■ **Work to complete**
The records below should be set down in full, please, without any change.

──────

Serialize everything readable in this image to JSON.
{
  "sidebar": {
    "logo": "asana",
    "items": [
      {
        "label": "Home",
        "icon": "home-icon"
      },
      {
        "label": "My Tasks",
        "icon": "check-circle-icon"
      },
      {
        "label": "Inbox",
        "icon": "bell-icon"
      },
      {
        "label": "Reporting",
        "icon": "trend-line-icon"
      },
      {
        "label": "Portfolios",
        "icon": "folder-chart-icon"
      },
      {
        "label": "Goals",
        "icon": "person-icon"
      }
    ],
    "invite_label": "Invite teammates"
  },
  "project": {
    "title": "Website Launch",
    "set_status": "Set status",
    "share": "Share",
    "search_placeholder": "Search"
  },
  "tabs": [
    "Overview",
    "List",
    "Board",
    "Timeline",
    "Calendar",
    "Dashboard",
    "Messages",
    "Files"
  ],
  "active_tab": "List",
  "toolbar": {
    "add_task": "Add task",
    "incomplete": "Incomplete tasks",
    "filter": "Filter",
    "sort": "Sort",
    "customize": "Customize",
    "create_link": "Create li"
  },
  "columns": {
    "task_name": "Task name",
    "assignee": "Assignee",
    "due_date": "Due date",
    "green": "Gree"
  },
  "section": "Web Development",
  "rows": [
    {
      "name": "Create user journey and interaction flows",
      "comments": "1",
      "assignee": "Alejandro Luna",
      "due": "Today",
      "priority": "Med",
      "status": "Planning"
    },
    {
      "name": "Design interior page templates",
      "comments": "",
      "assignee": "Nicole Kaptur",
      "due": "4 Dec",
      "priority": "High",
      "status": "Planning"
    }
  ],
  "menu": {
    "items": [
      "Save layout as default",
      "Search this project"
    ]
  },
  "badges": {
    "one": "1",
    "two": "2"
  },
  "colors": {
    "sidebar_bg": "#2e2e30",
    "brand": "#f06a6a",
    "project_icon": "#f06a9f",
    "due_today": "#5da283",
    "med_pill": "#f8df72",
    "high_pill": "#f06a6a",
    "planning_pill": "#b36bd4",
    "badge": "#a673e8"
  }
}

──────

■ **Answer space**
Serialize everything readable in this image to JSON.
{
  "sidebar": {
    "logo": "asana",
    "items": [
      {
        "label": "Home",
        "icon": "home-icon"
      },
      {
        "label": "My Tasks",
        "icon": "check-circle-icon"
      },
      {
        "label": "Inbox",
        "icon": "bell-icon"
      },
      {
        "label": "Reporting",
        "icon": "trend-line-icon"
      },
      {
        "label": "Portfolios",
        "icon": "folder-chart-icon"
      },
      {
        "label": "Goals",
        "icon": "person-icon"
      }
    ],
    "invite_label": "Invite teammates"
  },
  "project": {
    "title": "Website Launch",
    "set_status": "Set status",
    "share": "Share",
    "search_placeholder": "Search"
  },
  "tabs": [
    "Overview",
    "List",
    "Board",
    "Timeline",
    "Calendar",
    "Dashboard",
    "Messages",
    "Files"
  ],
  "active_tab": "List",
  "toolbar": {
    "add_task": "Add task",
    "incomplete": "Incomplete tasks",
    "filter": "Filter",
    "sort": "Sort",
    "customize": "Customize",
    "create_link": "Create li"
  },
  "columns": {
    "task_name": "Task name",
    "assignee": "Assignee",
    "due_date": "Due date",
    "green": "Gree"
  },
  "section": "Web Development",
  "rows": [
    {
      "name": "Create user journey and interaction flows",
      "comments": "1",
      "assignee": "Alejandro Luna",
      "due": "Today",
      "priority": "Med",
      "status": "Planning"
    },
    {
      "name": "Design interior page templates",
      "comments": "",
      "assignee": "Nicole Kaptur",
      "due": "4 Dec",
      "priority": "High",
      "status": "Planning"
    }
  ],
  "menu": {
    "items": [
      "Save layout as default",
      "Search this project"
    ]
  },
  "badges": {
    "one": "1",
    "two": "2"
  },
  "colors": {
    "sidebar_bg": "#2e2e30",
    "brand": "#f06a6a",
    "project_icon": "#f06a9f",
    "due_today": "#5da283",
    "med_pill": "#f8df72",
    "high_pill": "#f06a6a",
    "planning_pill": "#b36bd4",
    "badge": "#a673e8"
  }
}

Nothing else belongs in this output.